She’d always done thatâ€”scrawl a stupid, useless message on a piece of scrap paper, roll it up, stuff it down a thin neck of a green bottle and cork the head on, and just fling it out. Granted, the bottle barely flew out ten feet or so, but she’d have so much fun doing it, and she’d made me do it, too. She said that if you wrote a wish and let it roll away into the ocean, a mermaid would find it and help your wish come true. It was such a silly little children’s tale.
But the thing is, the way she said it made me, the skeptic of skeptics, believe in it too. That’s why we would often spend hours writing countless wishes and stuff them in the bottles we’d emptied over the week. Then we’d take it down to this place, and throw as hard as we could.
I stared at the blue shard in my open palm, which glistened in the sun’s rays with seven shades of clear indigo. Indigo, just like her eyes.
Her eyes were a marvel on their ownâ€”they could display so much emotion with just one glance. When she was happy, they would glow brilliantly with joy, like the moon reflected on the sea. When she felt pain, they would glaze over from the despair that she felt, and grow hazy and unclearâ€”the eyes that I hated the most.
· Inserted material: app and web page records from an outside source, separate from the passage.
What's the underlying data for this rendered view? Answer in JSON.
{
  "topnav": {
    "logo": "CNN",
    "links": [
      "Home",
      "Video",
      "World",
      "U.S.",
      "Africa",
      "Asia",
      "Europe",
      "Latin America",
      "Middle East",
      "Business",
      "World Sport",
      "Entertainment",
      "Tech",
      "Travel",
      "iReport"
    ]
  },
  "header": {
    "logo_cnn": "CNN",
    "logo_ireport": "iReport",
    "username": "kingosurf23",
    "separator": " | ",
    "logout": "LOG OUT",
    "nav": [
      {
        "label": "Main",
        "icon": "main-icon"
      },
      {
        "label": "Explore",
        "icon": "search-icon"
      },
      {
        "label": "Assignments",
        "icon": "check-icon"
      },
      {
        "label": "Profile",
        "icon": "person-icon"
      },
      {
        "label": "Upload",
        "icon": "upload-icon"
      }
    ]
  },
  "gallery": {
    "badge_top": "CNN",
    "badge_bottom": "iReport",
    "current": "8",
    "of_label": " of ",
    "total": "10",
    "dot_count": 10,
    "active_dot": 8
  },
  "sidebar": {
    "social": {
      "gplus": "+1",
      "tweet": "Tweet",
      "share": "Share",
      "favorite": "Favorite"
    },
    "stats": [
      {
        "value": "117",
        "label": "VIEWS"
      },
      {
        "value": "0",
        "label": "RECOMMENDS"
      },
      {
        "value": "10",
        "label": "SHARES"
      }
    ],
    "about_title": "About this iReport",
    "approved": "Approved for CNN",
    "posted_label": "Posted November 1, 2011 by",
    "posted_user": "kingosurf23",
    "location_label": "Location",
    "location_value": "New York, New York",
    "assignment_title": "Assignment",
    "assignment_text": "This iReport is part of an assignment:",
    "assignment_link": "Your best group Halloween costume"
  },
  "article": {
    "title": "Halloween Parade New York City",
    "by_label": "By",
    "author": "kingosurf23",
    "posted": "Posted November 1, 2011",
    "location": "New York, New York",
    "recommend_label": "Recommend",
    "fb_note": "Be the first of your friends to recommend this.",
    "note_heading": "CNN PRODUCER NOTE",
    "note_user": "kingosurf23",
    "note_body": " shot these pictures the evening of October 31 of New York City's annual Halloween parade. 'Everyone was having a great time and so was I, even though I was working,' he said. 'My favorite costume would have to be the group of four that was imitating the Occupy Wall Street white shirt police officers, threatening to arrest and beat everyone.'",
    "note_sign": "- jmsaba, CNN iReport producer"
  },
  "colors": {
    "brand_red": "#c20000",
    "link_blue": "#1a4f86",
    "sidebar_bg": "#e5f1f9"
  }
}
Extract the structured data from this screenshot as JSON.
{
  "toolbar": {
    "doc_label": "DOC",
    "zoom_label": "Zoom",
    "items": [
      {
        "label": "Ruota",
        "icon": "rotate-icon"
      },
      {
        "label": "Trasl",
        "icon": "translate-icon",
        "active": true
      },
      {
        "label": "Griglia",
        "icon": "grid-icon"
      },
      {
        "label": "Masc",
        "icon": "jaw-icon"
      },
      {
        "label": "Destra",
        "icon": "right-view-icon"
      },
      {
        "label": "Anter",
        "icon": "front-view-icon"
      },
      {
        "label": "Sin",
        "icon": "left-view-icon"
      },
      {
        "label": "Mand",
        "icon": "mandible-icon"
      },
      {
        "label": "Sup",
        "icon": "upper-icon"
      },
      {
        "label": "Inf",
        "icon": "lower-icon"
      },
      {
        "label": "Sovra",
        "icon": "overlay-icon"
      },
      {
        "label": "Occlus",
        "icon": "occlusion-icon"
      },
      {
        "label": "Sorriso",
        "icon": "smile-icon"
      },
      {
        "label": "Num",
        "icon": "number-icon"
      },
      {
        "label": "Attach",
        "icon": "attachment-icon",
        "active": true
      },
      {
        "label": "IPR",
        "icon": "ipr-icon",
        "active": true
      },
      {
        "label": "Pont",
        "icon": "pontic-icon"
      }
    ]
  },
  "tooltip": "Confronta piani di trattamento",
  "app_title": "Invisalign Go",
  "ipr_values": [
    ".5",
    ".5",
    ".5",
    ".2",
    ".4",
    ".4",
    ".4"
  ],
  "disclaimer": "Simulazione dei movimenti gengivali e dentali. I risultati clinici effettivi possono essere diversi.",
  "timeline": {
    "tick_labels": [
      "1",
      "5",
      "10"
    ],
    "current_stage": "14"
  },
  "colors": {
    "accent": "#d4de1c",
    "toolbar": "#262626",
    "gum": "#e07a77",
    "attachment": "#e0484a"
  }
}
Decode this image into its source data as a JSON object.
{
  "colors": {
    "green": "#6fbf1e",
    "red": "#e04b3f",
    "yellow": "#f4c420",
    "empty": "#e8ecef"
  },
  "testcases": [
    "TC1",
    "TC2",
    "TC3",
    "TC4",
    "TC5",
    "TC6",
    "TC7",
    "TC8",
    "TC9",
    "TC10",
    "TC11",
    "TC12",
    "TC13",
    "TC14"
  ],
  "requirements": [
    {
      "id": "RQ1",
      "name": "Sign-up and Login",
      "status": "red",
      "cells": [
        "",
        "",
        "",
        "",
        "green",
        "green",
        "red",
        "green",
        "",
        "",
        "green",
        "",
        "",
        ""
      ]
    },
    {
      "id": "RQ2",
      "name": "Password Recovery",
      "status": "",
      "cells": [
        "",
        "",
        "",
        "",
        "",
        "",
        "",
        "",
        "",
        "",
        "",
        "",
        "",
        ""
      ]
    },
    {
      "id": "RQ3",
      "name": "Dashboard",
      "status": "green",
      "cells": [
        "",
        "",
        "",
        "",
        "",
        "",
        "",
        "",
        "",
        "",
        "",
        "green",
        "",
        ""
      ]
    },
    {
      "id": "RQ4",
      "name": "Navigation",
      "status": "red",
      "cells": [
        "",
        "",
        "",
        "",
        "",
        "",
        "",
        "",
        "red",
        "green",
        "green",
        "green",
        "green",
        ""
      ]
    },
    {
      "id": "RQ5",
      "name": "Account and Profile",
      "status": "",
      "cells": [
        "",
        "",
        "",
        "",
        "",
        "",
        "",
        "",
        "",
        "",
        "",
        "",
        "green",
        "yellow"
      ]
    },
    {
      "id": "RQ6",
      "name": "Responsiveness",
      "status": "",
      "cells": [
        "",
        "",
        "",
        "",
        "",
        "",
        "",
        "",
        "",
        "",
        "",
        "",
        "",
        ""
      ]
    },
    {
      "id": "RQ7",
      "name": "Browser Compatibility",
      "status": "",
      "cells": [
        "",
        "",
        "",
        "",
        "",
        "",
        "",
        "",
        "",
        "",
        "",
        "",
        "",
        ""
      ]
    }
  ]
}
But she would never show me those magical eyes once more, and never again would I settle my gaze upon those orbs that pleaded at me to do another completely ridiculous thing with her. I would never feel the pressure of her iron grip that tugged at my arm towards a foolish activity, and I would never feel the burn of her glare when I didn’t relent. I wouldn’t hear her voice, soft and childish, yet burning with an intensity that a girl her age shouldn’t possess, calling out to me, “come on, it’s fun!”
I wouldn’t ever see my little sister again, the precious pearl that was literally one in a million.
She was the one who always laughed that I would be dancing atop her grave when she died, and she was the one that wiped my tears away while struggling to hold hers in. She was the one who told me never to die, but wouldn’t hesitate to throw hers away if it meant someone else’s happiness. She was the one who fed pieces of bread to that abandoned puppy in the park, and the one who flipped over a penny on the floor so that it would bring good luck to someone else.
She was the one whom I loved so dearly, but left without even saying goodbye. She was the one who said that one always has to say goodbye before leaving, because then the other person wouldn’t wait forever for you when you didn’t come back. But she didn’t even follow her own rule.
She was foolish, she was an irrevocable idiot, but she was my sister. She was, is, and always will be my sister, the one who would crack jokes even on her dying day.